START Record set

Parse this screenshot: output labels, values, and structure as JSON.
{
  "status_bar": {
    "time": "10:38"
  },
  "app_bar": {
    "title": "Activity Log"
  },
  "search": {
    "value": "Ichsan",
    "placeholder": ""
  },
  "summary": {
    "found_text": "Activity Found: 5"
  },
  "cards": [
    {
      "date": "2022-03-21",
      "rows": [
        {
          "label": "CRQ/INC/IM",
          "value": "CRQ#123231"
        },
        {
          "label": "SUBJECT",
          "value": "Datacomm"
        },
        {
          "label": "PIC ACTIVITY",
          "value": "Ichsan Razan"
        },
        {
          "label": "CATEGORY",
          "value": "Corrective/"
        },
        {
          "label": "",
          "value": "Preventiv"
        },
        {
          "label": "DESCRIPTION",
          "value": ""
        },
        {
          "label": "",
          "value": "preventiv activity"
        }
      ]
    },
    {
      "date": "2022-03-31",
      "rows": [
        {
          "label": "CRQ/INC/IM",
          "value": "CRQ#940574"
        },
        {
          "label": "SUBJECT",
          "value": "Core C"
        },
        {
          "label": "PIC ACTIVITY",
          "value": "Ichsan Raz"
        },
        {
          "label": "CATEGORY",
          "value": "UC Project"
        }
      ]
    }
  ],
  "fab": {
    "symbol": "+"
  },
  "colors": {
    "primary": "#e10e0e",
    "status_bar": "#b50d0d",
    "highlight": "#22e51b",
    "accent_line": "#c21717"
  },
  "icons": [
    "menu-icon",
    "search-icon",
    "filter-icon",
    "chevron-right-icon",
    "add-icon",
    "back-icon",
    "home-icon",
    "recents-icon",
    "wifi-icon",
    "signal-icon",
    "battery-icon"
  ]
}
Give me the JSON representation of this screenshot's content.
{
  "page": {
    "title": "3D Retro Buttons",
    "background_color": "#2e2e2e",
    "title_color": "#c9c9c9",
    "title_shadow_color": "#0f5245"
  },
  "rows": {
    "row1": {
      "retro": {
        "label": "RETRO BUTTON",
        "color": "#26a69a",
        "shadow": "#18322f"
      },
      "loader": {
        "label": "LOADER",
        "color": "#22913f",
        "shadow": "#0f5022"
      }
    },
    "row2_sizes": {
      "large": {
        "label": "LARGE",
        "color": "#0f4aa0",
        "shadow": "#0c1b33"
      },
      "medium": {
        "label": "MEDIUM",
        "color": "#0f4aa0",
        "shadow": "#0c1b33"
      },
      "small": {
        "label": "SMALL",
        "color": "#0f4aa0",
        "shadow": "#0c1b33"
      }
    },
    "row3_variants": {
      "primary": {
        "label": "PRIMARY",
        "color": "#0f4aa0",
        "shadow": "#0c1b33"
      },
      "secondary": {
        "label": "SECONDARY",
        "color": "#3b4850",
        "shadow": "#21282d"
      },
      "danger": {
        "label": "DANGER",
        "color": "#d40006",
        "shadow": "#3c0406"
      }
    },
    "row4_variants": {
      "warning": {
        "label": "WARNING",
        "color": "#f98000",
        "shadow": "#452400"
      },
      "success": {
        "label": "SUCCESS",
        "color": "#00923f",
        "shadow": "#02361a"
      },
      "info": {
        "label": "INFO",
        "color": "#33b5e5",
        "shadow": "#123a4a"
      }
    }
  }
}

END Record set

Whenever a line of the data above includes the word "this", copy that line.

Parse this screenshot: output labels, values, and structure as JSON.
Give me the JSON representation of this screenshot's content.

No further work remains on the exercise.